ubnt@ubnt# set interfaces openvpn vtun0 mode client                     
[edit]
ubnt@ubnt# set interfaces openvpn vtun0 config-file /config/openvpn.ovpn
[edit]   
ubnt@ubnt# commit
[edit]
ubnt@ubnt# save
Saving configuration to '/config/config.boot'...   
Done
[edit] 

If the tunnel is established, you will see the new interface status as connected.

Validating and Going Further

If you want to check that your VPN connection is fully functional, you can try to ping your OpenVPN instance using its private IP.

$ ping 10.0.102.180           
PING 10.0.102.180 (10.0.102.180) 56(84) bytes of data.
64 bytes from 10.0.102.180: icmp_seq=1 ttl=63 time=23.6 ms
64 bytes from 10.0.102.180: icmp_seq=2 ttl=63 time=22.9 ms
64 bytes from 10.0.102.180: icmp_seq=3 ttl=63 time=27.6 m

It's working! However, our current setup is not enough to connect to a different EC2 instance deployed in our VPC and the other way around.

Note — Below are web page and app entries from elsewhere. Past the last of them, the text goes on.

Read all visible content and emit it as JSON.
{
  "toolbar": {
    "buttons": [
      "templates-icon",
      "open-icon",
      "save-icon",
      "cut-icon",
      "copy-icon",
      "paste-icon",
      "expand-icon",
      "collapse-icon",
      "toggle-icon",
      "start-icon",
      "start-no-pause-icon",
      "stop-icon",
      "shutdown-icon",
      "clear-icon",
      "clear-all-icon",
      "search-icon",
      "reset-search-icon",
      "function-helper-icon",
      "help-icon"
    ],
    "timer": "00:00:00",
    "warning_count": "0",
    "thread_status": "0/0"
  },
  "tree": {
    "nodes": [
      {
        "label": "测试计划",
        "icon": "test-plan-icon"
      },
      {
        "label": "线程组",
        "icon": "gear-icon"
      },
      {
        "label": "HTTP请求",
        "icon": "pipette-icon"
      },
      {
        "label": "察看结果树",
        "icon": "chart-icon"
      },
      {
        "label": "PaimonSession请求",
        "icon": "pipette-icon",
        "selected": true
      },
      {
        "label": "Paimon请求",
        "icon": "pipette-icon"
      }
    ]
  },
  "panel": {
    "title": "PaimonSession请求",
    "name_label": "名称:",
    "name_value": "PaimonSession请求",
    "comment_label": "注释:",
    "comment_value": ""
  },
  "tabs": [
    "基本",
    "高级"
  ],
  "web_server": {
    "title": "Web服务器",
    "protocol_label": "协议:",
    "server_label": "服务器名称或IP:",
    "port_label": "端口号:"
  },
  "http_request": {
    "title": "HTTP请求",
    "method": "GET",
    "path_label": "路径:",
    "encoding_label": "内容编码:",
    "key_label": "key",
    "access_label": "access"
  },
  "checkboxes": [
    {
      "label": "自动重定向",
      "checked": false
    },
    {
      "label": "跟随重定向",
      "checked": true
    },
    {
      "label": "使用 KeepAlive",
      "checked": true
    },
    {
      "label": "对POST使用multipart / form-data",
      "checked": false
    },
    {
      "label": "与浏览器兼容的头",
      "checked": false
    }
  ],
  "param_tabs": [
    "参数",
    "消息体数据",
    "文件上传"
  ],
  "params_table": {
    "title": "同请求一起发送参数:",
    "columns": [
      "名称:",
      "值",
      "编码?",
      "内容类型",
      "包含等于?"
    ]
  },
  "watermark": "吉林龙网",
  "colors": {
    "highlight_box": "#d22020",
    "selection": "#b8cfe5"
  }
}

  • To allow connectivity from a home device to an EC2 instance that is not the OpenVPN server

Make sure that the security group attached to the instance allow traffic from your home CIDR range – in my case 192.168.178.0/24.

Save your changes and try pinging one of your instances from a home device.

  • To allow connectivity from an EC2 instance that is not the OpenVPN server to a home device

All the traffic between an instance to your home network will flow through the OpenVPN gateway, therefore it also has to be allowed at the VPN level. Make sure that the security group attached to the OpenVPN instance allows traffic from the EC2 instance, in my case 10.0.101.75/32.

A new route also has to be added to the route table that is attached to the subnet where the instance is deployed. This route will target the VPN server for all traffic going to our home CIDR range.

Once you have identified which route table to update, VPC > Route Tables > Actions > Edit Route Table. Destination is the local CIDR range and target is the OpenVPN instance.

Save your changes and try pinging one of your home devices from the instance.

Congratulations! You now have a fully functional OpenVPN secured connection between your home network and your AWS VPC.

Drop a comment if you have any questions/issues!